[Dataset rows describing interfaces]
*** Begin section ***
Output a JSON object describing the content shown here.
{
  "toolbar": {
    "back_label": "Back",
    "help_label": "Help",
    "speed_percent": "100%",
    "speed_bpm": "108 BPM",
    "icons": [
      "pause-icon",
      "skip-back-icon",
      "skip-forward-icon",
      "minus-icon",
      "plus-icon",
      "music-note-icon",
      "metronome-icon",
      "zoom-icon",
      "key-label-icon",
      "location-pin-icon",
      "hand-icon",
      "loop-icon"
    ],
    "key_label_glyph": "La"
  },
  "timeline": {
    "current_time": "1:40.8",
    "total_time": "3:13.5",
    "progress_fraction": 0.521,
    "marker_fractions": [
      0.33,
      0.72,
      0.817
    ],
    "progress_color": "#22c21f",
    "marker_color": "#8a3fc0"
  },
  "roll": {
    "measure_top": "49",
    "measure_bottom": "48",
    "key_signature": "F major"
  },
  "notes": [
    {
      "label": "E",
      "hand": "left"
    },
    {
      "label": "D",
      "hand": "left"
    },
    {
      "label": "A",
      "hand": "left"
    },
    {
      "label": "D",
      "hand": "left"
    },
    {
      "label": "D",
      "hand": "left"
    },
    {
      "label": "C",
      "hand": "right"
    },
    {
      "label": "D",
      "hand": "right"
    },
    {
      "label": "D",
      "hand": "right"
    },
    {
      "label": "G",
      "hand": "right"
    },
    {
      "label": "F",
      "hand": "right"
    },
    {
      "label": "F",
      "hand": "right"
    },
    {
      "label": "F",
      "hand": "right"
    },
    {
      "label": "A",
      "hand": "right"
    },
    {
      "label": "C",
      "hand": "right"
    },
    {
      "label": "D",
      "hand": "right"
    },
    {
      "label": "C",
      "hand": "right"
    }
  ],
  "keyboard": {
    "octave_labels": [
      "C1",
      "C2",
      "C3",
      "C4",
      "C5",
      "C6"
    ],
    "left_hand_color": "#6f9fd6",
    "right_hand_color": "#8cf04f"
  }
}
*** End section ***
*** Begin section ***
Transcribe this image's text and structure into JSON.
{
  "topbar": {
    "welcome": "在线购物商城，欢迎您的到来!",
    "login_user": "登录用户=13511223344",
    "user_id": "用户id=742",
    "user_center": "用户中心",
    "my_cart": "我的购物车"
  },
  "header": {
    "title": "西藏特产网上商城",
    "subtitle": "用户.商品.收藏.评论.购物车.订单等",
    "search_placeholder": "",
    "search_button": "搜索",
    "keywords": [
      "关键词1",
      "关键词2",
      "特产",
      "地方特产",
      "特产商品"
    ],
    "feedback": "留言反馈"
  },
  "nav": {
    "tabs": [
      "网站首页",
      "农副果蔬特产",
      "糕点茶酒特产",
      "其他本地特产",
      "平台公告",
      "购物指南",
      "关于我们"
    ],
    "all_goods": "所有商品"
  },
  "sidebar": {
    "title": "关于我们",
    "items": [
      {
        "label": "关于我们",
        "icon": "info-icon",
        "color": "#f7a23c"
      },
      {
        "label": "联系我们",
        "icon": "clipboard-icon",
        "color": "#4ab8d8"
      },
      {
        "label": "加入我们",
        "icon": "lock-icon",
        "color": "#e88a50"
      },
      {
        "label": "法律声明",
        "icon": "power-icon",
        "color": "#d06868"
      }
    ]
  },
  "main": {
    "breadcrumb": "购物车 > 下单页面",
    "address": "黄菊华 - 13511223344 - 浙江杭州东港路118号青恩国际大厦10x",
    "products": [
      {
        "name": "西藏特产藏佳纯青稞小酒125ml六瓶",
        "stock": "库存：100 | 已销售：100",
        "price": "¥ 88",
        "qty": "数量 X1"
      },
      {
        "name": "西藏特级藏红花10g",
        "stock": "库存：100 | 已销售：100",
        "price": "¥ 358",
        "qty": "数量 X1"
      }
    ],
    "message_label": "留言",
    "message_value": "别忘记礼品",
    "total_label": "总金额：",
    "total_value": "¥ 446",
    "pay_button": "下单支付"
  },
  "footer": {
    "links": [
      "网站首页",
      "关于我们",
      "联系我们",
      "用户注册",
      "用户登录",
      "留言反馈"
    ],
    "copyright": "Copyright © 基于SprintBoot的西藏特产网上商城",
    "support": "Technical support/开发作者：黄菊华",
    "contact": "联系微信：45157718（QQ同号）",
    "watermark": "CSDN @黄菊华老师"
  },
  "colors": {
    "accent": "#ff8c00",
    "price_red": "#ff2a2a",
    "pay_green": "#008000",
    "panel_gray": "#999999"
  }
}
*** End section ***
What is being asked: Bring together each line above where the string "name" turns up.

Exercise response:
        "name": "西藏特产藏佳纯青稞小酒125ml六瓶",
        "name": "西藏特级藏红花10g",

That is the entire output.